Paulson, speaking on a conference call with clients today, also said mortgage-backed securities have been performing well within the New York-based firm’s Credit Opportunities Fund, according to a person who listened and asked not to be identified because the information isn’t public. The strategy is Paulson’s biggest, with $5.9 billion in assets, according to a letter to investors that was obtained by Bloomberg News….
Convertible bonds rose 7.9 percent in the first quarter and 9.9 percent last year, compared with returns for investment- grade corporate bonds of 1.5 percent this year and 10 percent in 2012, according to Bank of America Merrill Lynch data. The Standard & Poor’s 500 Index increased 11 percent, with reinvested dividends, in the first three months of 2013 and 16 percent last year.
Paulson’s Advantage fund, which employs a similar strategy as Advantage Plus and seeks to profit from corporate events such as takeovers and bankruptcies, climbed 3.4 percent in the first quarter. Had the fund not been invested in gold equities, it would have been up about 8 percent to 9 percent, Paulson is said to have told investors on the conference call. The fund would have gained 15 percent this year through yesterday without its investment in bullion miners, Paulson said, according to the person. Shares of gold producers comprised about 25 percent of the Advantage strategy as of last year.
Alas, Advantage is no longer doing even that well.
Hedge fund billionaire John Paulson's best-known fund is down 2.4 percent in April, largely due to the sharp selloff in gold, a source familiar with the numbers said on Thursday.

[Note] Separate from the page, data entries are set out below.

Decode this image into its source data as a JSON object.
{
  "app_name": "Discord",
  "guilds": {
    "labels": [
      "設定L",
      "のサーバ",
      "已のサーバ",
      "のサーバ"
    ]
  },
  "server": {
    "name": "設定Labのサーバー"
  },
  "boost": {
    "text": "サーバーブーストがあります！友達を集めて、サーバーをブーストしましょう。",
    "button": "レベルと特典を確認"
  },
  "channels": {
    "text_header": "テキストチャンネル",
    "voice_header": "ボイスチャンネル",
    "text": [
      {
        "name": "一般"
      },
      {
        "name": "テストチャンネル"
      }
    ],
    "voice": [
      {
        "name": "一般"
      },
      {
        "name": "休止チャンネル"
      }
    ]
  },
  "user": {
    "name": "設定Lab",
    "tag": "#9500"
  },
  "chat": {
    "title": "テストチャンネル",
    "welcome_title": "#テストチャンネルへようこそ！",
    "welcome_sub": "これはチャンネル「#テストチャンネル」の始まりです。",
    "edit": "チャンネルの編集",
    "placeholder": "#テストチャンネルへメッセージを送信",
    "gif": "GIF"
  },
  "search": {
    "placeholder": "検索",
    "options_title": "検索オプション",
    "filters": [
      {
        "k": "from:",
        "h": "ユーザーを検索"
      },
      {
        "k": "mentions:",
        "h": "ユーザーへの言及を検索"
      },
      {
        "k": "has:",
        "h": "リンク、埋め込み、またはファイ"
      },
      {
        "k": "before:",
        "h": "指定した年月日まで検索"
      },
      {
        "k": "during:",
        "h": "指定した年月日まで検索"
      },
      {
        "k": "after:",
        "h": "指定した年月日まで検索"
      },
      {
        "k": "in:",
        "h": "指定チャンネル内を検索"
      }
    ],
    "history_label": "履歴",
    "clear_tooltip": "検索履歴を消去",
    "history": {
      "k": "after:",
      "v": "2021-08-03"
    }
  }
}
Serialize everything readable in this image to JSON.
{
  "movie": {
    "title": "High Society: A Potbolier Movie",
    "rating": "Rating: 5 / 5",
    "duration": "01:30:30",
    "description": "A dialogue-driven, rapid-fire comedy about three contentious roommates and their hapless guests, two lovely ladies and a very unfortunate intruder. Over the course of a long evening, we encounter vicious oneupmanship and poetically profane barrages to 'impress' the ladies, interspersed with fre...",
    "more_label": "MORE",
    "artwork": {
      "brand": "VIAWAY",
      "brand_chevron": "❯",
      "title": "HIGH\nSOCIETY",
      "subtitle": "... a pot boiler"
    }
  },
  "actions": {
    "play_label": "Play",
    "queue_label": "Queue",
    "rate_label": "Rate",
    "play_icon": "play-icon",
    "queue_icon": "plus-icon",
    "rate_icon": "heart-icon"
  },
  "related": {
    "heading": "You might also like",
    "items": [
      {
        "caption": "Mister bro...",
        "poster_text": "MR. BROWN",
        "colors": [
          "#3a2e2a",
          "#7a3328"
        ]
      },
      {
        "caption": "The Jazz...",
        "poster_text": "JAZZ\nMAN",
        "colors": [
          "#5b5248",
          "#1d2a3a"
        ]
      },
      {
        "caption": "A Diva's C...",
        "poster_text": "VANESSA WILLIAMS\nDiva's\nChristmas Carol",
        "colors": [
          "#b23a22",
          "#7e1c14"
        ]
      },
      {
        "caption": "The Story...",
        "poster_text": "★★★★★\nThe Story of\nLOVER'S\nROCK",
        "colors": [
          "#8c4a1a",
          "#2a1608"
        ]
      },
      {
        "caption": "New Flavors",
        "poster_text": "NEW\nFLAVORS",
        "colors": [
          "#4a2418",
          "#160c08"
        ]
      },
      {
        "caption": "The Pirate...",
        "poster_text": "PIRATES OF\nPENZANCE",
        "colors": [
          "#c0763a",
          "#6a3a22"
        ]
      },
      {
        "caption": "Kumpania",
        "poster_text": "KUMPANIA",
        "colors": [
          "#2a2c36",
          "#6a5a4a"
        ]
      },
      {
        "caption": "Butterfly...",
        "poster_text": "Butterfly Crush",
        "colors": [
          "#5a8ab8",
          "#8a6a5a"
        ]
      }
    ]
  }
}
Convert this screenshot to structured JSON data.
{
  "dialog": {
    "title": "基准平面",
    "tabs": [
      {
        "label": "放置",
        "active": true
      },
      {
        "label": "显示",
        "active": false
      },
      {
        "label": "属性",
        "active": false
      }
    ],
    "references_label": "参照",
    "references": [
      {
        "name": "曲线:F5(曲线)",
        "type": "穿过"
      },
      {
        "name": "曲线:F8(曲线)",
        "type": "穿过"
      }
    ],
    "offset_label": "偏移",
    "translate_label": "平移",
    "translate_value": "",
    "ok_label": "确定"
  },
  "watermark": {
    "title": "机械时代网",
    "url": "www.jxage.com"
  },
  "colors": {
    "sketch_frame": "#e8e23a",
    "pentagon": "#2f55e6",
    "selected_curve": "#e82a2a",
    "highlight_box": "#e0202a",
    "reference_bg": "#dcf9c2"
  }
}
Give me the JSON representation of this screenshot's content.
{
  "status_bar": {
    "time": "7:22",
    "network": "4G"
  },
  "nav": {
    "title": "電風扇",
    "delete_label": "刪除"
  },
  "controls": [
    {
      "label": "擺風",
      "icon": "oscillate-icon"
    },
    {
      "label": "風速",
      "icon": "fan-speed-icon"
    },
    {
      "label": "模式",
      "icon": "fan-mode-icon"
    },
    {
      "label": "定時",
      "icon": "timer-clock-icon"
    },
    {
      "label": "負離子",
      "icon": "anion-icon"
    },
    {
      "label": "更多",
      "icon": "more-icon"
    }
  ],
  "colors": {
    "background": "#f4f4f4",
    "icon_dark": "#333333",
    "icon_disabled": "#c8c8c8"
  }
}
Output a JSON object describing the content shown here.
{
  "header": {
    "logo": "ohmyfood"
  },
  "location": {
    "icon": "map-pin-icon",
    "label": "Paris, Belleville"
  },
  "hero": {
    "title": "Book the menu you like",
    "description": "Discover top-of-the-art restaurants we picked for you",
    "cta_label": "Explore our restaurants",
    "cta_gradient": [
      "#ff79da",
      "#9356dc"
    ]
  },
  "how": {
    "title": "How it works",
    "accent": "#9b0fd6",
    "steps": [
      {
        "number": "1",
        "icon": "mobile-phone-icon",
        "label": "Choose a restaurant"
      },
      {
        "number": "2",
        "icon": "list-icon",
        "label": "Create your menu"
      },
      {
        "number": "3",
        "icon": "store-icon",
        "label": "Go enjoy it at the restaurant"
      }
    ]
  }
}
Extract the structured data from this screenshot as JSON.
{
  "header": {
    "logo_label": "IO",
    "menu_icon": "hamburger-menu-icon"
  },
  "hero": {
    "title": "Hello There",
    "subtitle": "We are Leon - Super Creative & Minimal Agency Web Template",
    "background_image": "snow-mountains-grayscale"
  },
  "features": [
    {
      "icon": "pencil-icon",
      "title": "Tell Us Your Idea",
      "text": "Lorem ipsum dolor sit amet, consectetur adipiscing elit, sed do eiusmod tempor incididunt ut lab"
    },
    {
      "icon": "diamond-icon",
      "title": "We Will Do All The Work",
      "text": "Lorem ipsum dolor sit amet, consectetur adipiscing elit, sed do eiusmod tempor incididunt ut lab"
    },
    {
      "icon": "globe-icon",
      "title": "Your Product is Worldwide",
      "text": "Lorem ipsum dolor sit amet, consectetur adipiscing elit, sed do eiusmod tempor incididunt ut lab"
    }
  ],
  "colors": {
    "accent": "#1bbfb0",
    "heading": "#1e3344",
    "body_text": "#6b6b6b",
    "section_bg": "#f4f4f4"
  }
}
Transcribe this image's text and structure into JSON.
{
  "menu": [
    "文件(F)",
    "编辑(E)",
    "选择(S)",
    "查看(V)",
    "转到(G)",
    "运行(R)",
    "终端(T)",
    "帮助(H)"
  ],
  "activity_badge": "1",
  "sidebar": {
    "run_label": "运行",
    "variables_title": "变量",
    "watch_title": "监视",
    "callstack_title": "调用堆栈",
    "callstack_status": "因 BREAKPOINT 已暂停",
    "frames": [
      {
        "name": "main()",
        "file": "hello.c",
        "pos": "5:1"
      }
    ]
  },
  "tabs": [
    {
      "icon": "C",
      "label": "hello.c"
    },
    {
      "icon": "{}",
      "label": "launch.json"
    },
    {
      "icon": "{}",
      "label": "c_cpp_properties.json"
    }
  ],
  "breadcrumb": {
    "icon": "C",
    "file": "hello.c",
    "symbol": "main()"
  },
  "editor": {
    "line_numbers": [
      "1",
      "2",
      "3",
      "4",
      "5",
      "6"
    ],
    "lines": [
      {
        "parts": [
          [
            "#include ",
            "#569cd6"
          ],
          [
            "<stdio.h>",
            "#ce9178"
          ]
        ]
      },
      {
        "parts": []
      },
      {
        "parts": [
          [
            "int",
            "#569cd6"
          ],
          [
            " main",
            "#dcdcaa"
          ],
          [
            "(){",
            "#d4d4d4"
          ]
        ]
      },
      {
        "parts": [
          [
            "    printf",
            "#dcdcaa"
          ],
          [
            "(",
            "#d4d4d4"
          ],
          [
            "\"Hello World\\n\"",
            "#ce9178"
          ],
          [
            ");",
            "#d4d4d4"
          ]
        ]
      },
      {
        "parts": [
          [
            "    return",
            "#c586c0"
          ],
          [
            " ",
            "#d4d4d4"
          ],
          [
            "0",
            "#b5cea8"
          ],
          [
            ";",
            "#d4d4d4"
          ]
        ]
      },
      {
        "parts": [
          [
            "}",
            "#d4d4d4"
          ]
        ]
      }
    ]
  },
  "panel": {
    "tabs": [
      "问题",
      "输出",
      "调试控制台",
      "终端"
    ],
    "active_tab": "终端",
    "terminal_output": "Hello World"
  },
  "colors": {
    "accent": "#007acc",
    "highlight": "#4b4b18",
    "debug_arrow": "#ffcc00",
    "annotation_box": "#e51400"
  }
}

The Paulson & Co Advantage fund is making money for the year, but just barely, with a 1.3 percent gain, the source said.